Supreme Court rules in favour of Quebec animator Claude Robinson
Claude Robinson leaves the Supreme Court of Canada during a break in proceedings in Ottawa on Feb. 13, 2013. (Adrian Wyld / THE CANADIAN PRESS)
Published Monday, December 23, 2013 10:40AM EST
Last Updated Monday, December 23, 2013 11:21AM EST
The Supreme Court of Canada has ruled in favour of a Quebec animator after a legal battle that took nearly 20 years to settle.
Claude Robinson developed a cartoon character called Robinson Curiosite, a sort of buffoon explorer.
He shopped the idea around to various production companies but nobody showed any interest.
Robinson thought that was the end of it until a few years later, when he turned on his television and saw Robinson Sucroe, a show produced by Montreal-based animation company Cinar, starring a character that greatly resembled his design.
He launched a lawsuit in 1994. In 2009, he was awarded $5.2 million.
Cinar launched an appeal and in 2011, the Quebec Court of Appeal upheld the initial judgment.
But the Court of Appeal cut Robinson’s damages in half, to $2.7 million. Robinson decided to take his fight to the Supreme Court.
In its decision, the top court ruled the two works were similar in both easily perceptible and more subtle ways.
“Cinar. . . engaged in intentional and calculated copyright infringement, which they planned to keep secret all the while reaping profits from an internationally successful children’s television series,” the decision read.
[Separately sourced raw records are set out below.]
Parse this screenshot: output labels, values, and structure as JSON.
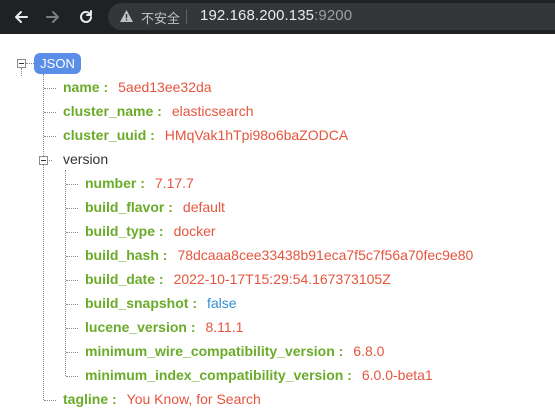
{
  "browser": {
    "security_label": "不安全",
    "url_host": "192.168.200.135",
    "url_port": ":9200"
  },
  "json": {
    "root_label": "JSON",
    "fields": [
      {
        "key": "name :",
        "value": "5aed13ee32da"
      },
      {
        "key": "cluster_name :",
        "value": "elasticsearch"
      },
      {
        "key": "cluster_uuid :",
        "value": "HMqVak1hTpi98o6baZODCA"
      }
    ],
    "version": {
      "label": "version",
      "fields": [
        {
          "key": "number :",
          "value": "7.17.7"
        },
        {
          "key": "build_flavor :",
          "value": "default"
        },
        {
          "key": "build_type :",
          "value": "docker"
        },
        {
          "key": "build_hash :",
          "value": "78dcaaa8cee33438b91eca7f5c7f56a70fec9e80"
        },
        {
          "key": "build_date :",
          "value": "2022-10-17T15:29:54.167373105Z"
        },
        {
          "key": "build_snapshot :",
          "value": "false"
        },
        {
          "key": "lucene_version :",
          "value": "8.11.1"
        },
        {
          "key": "minimum_wire_compatibility_version :",
          "value": "6.8.0"
        },
        {
          "key": "minimum_index_compatibility_version :",
          "value": "6.0.0-beta1"
        }
      ]
    },
    "tagline": {
      "key": "tagline :",
      "value": "You Know, for Search"
    }
  }
}
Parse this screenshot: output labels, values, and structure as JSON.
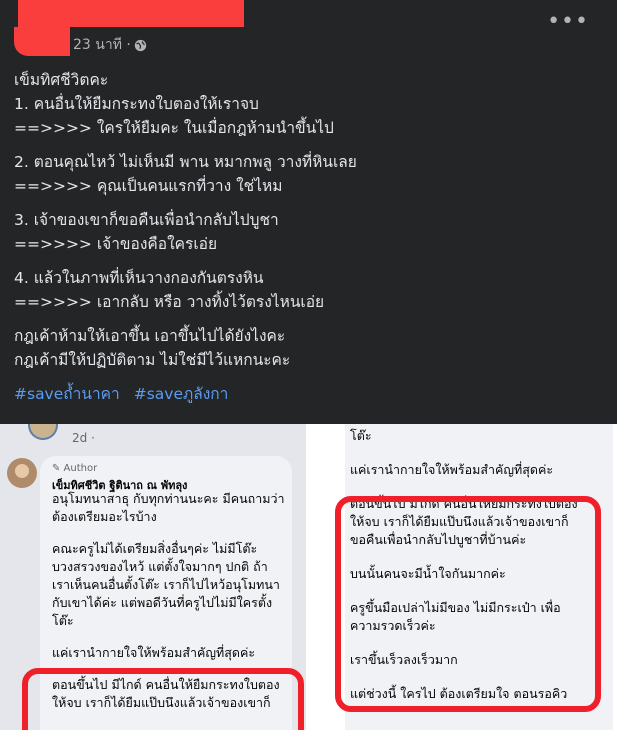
{
  "post": {
    "time": "23 นาที ·",
    "more_label": "•••",
    "blocks": [
      [
        "เข็มทิศชีวิตคะ",
        "1. คนอื่นให้ยืมกระทงใบตองให้เราจบ",
        "==>>>> ใครให้ยืมคะ ในเมื่อกฎห้ามนำขึ้นไป"
      ],
      [
        "2. ตอนคุณไหว้ ไม่เห็นมี พาน หมากพลู วางที่หินเลย",
        "==>>>> คุณเป็นคนแรกที่วาง ใช่ไหม"
      ],
      [
        "3. เจ้าของเขาก็ขอคืนเพื่อนำกลับไปบูชา",
        "==>>>> เจ้าของคือใครเอ่ย"
      ],
      [
        "4. แล้วในภาพที่เห็นวางกองกันตรงหิน",
        "==>>>> เอากลับ หรือ วางทิ้งไว้ตรงไหนเอ่ย"
      ],
      [
        "กฎเค้าห้ามให้เอาขึ้น เอาขึ้นไปได้ยังไงคะ",
        "กฎเค้ามีให้ปฏิบัติตาม ไม่ใช่มีไว้แหกนะคะ"
      ]
    ],
    "hashtags": [
      "#saveถ้ำนาคา",
      "#saveภูลังกา"
    ]
  },
  "left_shot": {
    "time": "2d ·",
    "author_badge": "✎ Author",
    "commenter": "เข็มทิศชีวิต ฐิตินาถ ณ พัทลุง",
    "lines": [
      "อนุโมทนาสาธุ กับทุกท่านนะคะ มีคนถามว่า",
      "ต้องเตรียมอะไรบ้าง",
      "",
      "คณะครูไม่ได้เตรียมสิ่งอื่นๆค่ะ ไม่มีโต๊ะ",
      "บวงสรวงของไหว้ แต่ตั้งใจมากๆ ปกติ ถ้า",
      "เราเห็นคนอื่นตั้งโต๊ะ เราก็ไปไหว้อนุโมทนา",
      "กับเขาได้ค่ะ แต่พอดีวันที่ครูไปไม่มีใครตั้ง",
      "โต๊ะ",
      "",
      "แค่เรานำกายใจให้พร้อมสำคัญที่สุดค่ะ",
      "",
      "ตอนขึ้นไป มีไกด์ คนอื่นให้ยืมกระทงใบตอง",
      "ให้จบ เราก็ได้ยืมแป๊บนึงแล้วเจ้าของเขาก็"
    ]
  },
  "right_shot": {
    "lines": [
      "โต๊ะ",
      "",
      "แค่เรานำกายใจให้พร้อมสำคัญที่สุดค่ะ",
      "",
      "ตอนขึ้นไป มีไกด์ คนอื่นให้ยืมกระทงใบตอง",
      "ให้จบ เราก็ได้ยืมแป๊บนึงแล้วเจ้าของเขาก็",
      "ขอคืนเพื่อนำกลับไปบูชาที่บ้านค่ะ",
      "",
      "บนนั้นคนจะมีน้ำใจกันมากค่ะ",
      "",
      "ครูขึ้นมือเปล่าไม่มีของ ไม่มีกระเป๋า เพื่อ",
      "ความรวดเร็วค่ะ",
      "",
      "เราขึ้นเร็วลงเร็วมาก",
      "",
      "แต่ช่วงนี้ ใครไป ต้องเตรียมใจ ตอนรอคิว"
    ]
  },
  "colors": {
    "annotation_red": "#f0202a",
    "hashtag_blue": "#5b9cf2",
    "post_bg": "#242526"
  }
}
Cinar was ordered to pay Robinson’s $1.5 million in legal costs, as well as $400,000 in punitive damages.